Monday, October 13, 2008
Questions Answered Here
So, here is how I make basic white rice: put the rice in a pot, cover it with water to about a knuckle's length above the rice, add salt, oil or butter if you like, and bring to a boil, uncovered. Let it boil a minute until you see little wormholes to the bottom of the pan, but there's still lots of water, cover and reduce the heat to low, cooking for 15 minutes. edited to add: Let it sit with the heat off for a few minutes while you finish the rest of dinner. Fluff it up and serve. You can also do this with chicken broth instead of water, reducing the salt as necessary. If you really want it fluffy, rinse the raw rice in cold water and drain several times until the water runs clear. Or not. Brown rice is similar, except you need to cook it longer, about three times as long.
The most basic pilaf you can make is just to chop up some onion, finely, and saute it in butter or oil until it is tender, then stir in the rice and saute it until it releases its fragrance, then cover with liquid and salt as above and cook. From here, you can add garlic, lemon zest, herbs, spices, other vegetables, different broths, whatever you want. I tend to add garlic, peppers/celery/longer cooking vegetables and whole spices during the time I saute the onions, fresh herbs, zest, ground spices and quick cooking vegetables after I add the liquid. I sometimes add toasted pine nuts or almonds, but I do that at the very end.

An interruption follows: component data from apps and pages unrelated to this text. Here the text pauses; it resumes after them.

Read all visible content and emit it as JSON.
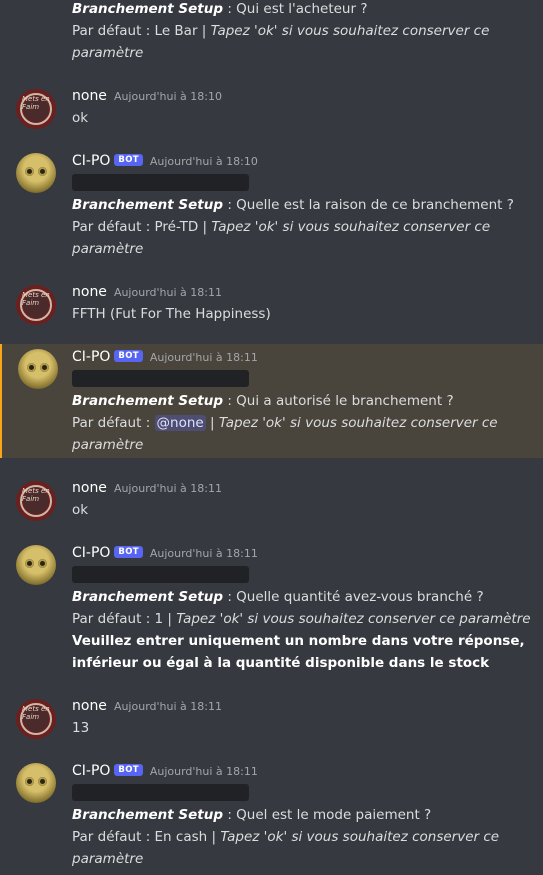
{
  "users": {
    "none": "none",
    "bot": "CI-PO",
    "bot_badge": "BOT"
  },
  "avatar_text": "Mets en Faim",
  "top_message": {
    "bold": "Branchement Setup",
    "question": " : Qui est l'acheteur ?",
    "default_prefix": "Par défaut : Le Bar | ",
    "default_hint": "Tapez 'ok' si vous souhaitez conserver ce paramètre"
  },
  "messages": [
    {
      "author": "none",
      "time": "Aujourd'hui à 18:10",
      "text": "ok"
    },
    {
      "author": "bot",
      "time": "Aujourd'hui à 18:10",
      "bold": "Branchement Setup",
      "question": " : Quelle est la raison de ce branchement ?",
      "default_prefix": "Par défaut : Pré-TD | ",
      "default_hint": "Tapez 'ok' si vous souhaitez conserver ce paramètre"
    },
    {
      "author": "none",
      "time": "Aujourd'hui à 18:11",
      "text": "FFTH (Fut For The Happiness)"
    },
    {
      "author": "bot",
      "time": "Aujourd'hui à 18:11",
      "bold": "Branchement Setup",
      "question": " : Qui a autorisé le branchement ?",
      "default_prefix": "Par défaut : ",
      "mention": "@none",
      "mention_sep": " | ",
      "default_hint": "Tapez 'ok' si vous souhaitez conserver ce paramètre"
    },
    {
      "author": "none",
      "time": "Aujourd'hui à 18:11",
      "text": "ok"
    },
    {
      "author": "bot",
      "time": "Aujourd'hui à 18:11",
      "bold": "Branchement Setup",
      "question": " : Quelle quantité avez-vous branché ?",
      "default_prefix": "Par défaut : 1 | ",
      "default_hint": "Tapez 'ok' si vous souhaitez conserver ce paramètre",
      "warning": "Veuillez entrer uniquement un nombre dans votre réponse, inférieur ou égal à la quantité disponible dans le stock"
    },
    {
      "author": "none",
      "time": "Aujourd'hui à 18:11",
      "text": "13"
    },
    {
      "author": "bot",
      "time": "Aujourd'hui à 18:11",
      "bold": "Branchement Setup",
      "question": " : Quel est le mode paiement ?",
      "default_prefix": "Par défaut : En cash | ",
      "default_hint": "Tapez 'ok' si vous souhaitez conserver ce paramètre"
    }
  ]
}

I haven't made this in a while, but I used to do the whole cinnamon stick, onions, raisins and toasted nuts thing with my rice occasionally. Indian people do something similar with the aforementioned and coconut, sometimes cooking the rice in coconut milk. Use the blonde raisins for this. Iranians and Iraqis make a pilaf with a potato crust on the bottom, which is wonderful, but time consuming.
How's that for an answer?
Thank you thank you THANK YOU! :)
Just kidding. There is an article out there on cooking entire meals in your rice cooker. I've never felt it was necessary to have one, but, I know lots of people do.